> _Assignment_:
Skip the images and restate every line of the records exactly.

+===+

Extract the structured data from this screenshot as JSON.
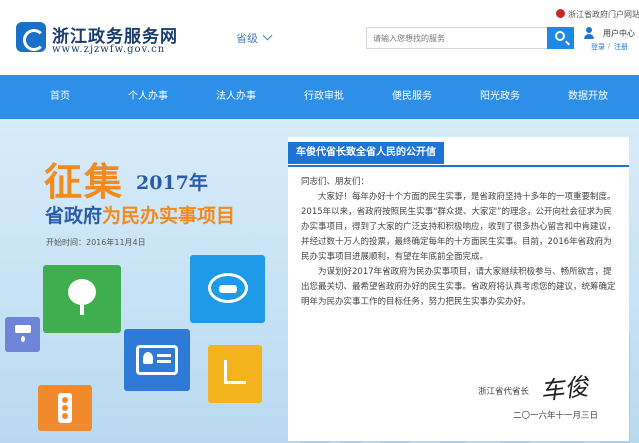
{
  "header": {
    "site_title": "浙江政务服务网",
    "site_url": "www.zjzwfw.gov.cn",
    "region_label": "省级",
    "search_placeholder": "请输入您想找的服务",
    "gov_portal_label": "浙江省政府门户网站",
    "user_center_label": "用户中心",
    "login_label": "登录",
    "separator": "/",
    "register_label": "注册"
  },
  "nav": {
    "items": [
      {
        "label": "首页"
      },
      {
        "label": "个人办事"
      },
      {
        "label": "法人办事"
      },
      {
        "label": "行政审批"
      },
      {
        "label": "便民服务"
      },
      {
        "label": "阳光政务"
      },
      {
        "label": "数据开放"
      }
    ]
  },
  "banner": {
    "collect_word": "征集",
    "year": "2017年",
    "subtitle_prefix": "省政府",
    "subtitle_highlight": "为民办实事项目",
    "start_date": "开始时间：2016年11月4日"
  },
  "letter": {
    "title": "车俊代省长致全省人民的公开信",
    "greeting": "同志们、朋友们：",
    "paragraph1": "大家好！每年办好十个方面的民生实事，是省政府坚持十多年的一项重要制度。2015年以来，省政府按照民生实事“群众提、大家定”的理念，公开向社会征求为民办实事项目，得到了大家的广泛支持和积极响应，收到了很多热心留言和中肯建议，并经过数十万人的投票，最终确定每年的十方面民生实事。目前，2016年省政府为民办实事项目进展顺利，有望在年底前全面完成。",
    "paragraph2": "为谋划好2017年省政府为民办实事项目，请大家继续积极参与、畅所欲言，提出您最关切、最希望省政府办好的民生实事。省政府将认真考虑您的建议，统筹确定明年为民办实事工作的目标任务，努力把民生实事办实办好。",
    "sign_label": "浙江省代省长",
    "date": "二〇一六年十一月三日"
  }
}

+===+

> _Solution_:
Extract the structured data from this screenshot as JSON.
{
  "header": {
    "site_title": "浙江政务服务网",
    "site_url": "www.zjzwfw.gov.cn",
    "region_label": "省级",
    "search_placeholder": "请输入您想找的服务",
    "gov_portal_label": "浙江省政府门户网站",
    "user_center_label": "用户中心",
    "login_label": "登录",
    "separator": "/",
    "register_label": "注册"
  },
  "nav": {
    "items": [
      {
        "label": "首页"
      },
      {
        "label": "个人办事"
      },
      {
        "label": "法人办事"
      },
      {
        "label": "行政审批"
      },
      {
        "label": "便民服务"
      },
      {
        "label": "阳光政务"
      },
      {
        "label": "数据开放"
      }
    ]
  },
  "banner": {
    "collect_word": "征集",
    "year": "2017年",
    "subtitle_prefix": "省政府",
    "subtitle_highlight": "为民办实事项目",
    "start_date": "开始时间：2016年11月4日"
  },
  "letter": {
    "title": "车俊代省长致全省人民的公开信",
    "greeting": "同志们、朋友们：",
    "paragraph1": "大家好！每年办好十个方面的民生实事，是省政府坚持十多年的一项重要制度。2015年以来，省政府按照民生实事“群众提、大家定”的理念，公开向社会征求为民办实事项目，得到了大家的广泛支持和积极响应，收到了很多热心留言和中肯建议，并经过数十万人的投票，最终确定每年的十方面民生实事。目前，2016年省政府为民办实事项目进展顺利，有望在年底前全面完成。",
    "paragraph2": "为谋划好2017年省政府为民办实事项目，请大家继续积极参与、畅所欲言，提出您最关切、最希望省政府办好的民生实事。省政府将认真考虑您的建议，统筹确定明年为民办实事工作的目标任务，努力把民生实事办实办好。",
    "sign_label": "浙江省代省长",
    "date": "二〇一六年十一月三日"
  }
}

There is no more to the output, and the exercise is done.